A history of the Ojibwe culture which focuses on the teachings of the Good Path, nine core values that are the fundamental basis of Ojibwe philosophy.

The Good Path: Ojibwe Learning and Activity Book for Kids by Thomas Peacock (Author), Thomas D. Peacock (Author), Marlene Wisuri (Artist)

A Cherokee boy plants an apple seed, and as soon as a seedling appears he can see the apple tree it is meant to be. But the little apple tree isn't so sure. Young and impatient, it begins to doubt its calling, especially after apples fail to appear that first fall. How can the boy convince the tree to give the seasons the time to work their magic?

The Apple Tree: (In English and Cherokee) by Sandy Tharp-Thee (Author), Marlena Campbell Hodson (Illustrator)

"An accessible, easy-to-read text with surprising depth...Deals quietly with issues like race, class, various kinds of sickness, and how families differ. The novel should generate lots of conversation in a class or reading group...A smart selection for anyone who has ever struggled with a secret or worried about being different. It's also an inspiring story of a girl who's learning to get along despite difficult circumstances. Many readers will identify with and enjoy Molly's story." (Resource Links 2013-04-01)
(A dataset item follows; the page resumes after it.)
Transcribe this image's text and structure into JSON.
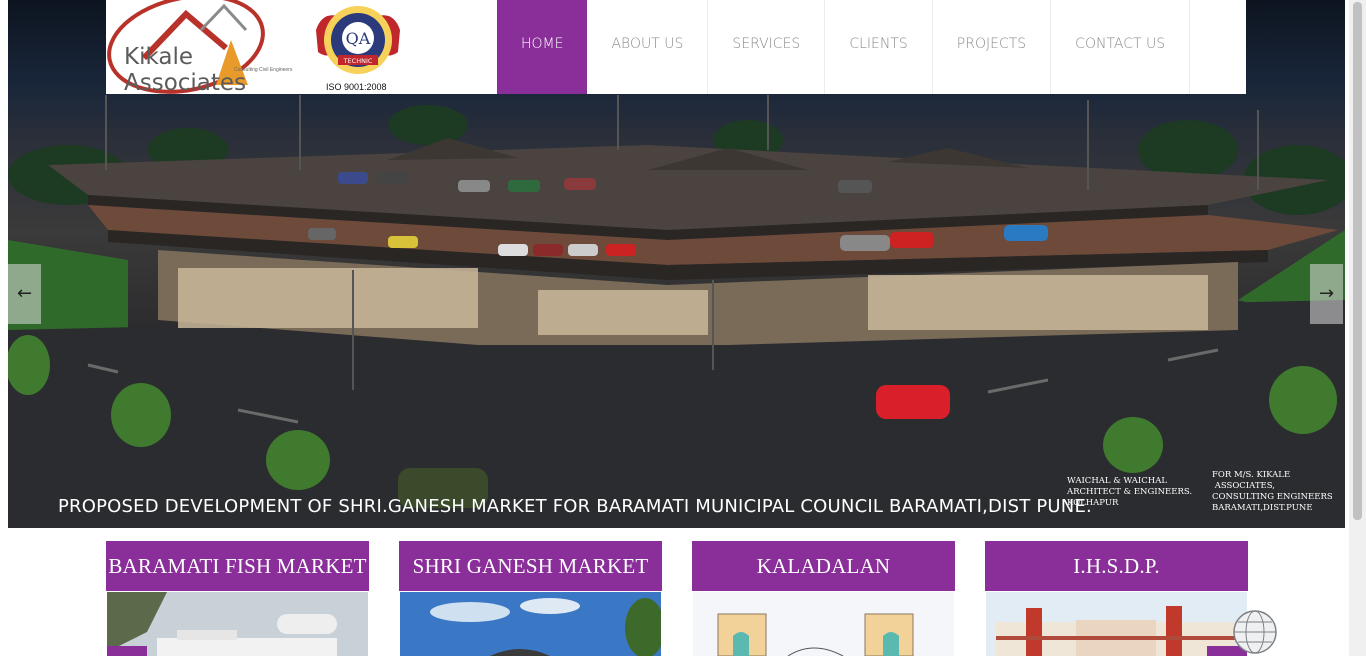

Molly's Promise by Sylvia Olsen (Author)

This graphic novel follows one Plains Cree family from the early 19th century to present day. For Edwin, the story of his ancestors from both the distant and recent past must guide him through an uncertain present, to the dawn of a new future. 7 Generations explores the life of Stone, a young Cree warrior, the smallpox epidemic of 1870, the residential school system of the 20th century and its familial legacy.

7 Generations: A Plains Cree Saga by David Alexander Robertson (Author), Scott Henderson (Illustrator)

Tjarany Roughtail contains eight dreamtime stories from the Kukatja people of Western Australia’s remote Kimberley Region. Each story is complemented by beautiful artworks painted by Aboriginal artist Lucille Gill that visually explain each story using traditional dot paintings. Told in English and Kukatja, the book includes magnificent paintings, maps, kinship diagrams, exercises and language notes. Winner of Children's Book Council of Australia Award.

Tjarany Roughtail by Gracie Green (Author), Joe Tramachi (Author), Lucille Gill (Illustrator)

New Zealand has a rich and ancient tradition of story telling. 15 myths and legends are retold in this book by operatic soprano Dame Kiri Te Kanawa, herself a Maori. These are her own versions of tales she remembers from childhood, including stories of creation, heroic battles and perilous journeys into the Maori spirit world. 

Land of the Long White Cloud: Maori Myths and Legends by Kiri Te Kanawa

**Winner of the 2015 Silver Evergreen Medal for World Peace**
This true children's story is told by a little bonsai tree, called Miyajima, that lived with the same family in the Japanese city of Hiroshima for more than 300 years before being donated to the National Arboretum in Washington DC in 1976 as a gesture of friendship between America and Japan.

The Peace Tree from Hiroshima: The Little Bonsai with a Big Story by Sandra Moore (Author), Kazumi Wilds (Illustrator)

Hiroshima-born Sadako is lively and athletic--the star of her school's running team. And then the dizzy spells start. Soon gravely ill with leukemia, the "atom bomb disease," Sadako faces her future with spirit and bravery. Recalling a Japanese legend, Sadako sets to work folding paper cranes. For the legend holds that if a sick person folds one thousand cranes, the gods will grant her wish and make her healthy again. Based on a true story, Sadako and the Thousand Paper Cranes celebrates the extraordinary courage that made one young woman a heroine in Japan.

Sadako and the thousand paper cranes by Eleanor Coerr (Author), Ronald Himler (Illustrator)

The author recalls her happy childhood in Hiroshima, abruptly halted on August 6, 1945, when her known world was hideously destroyed by an atomic bomb.

My Hiroshima by Junko Morimoto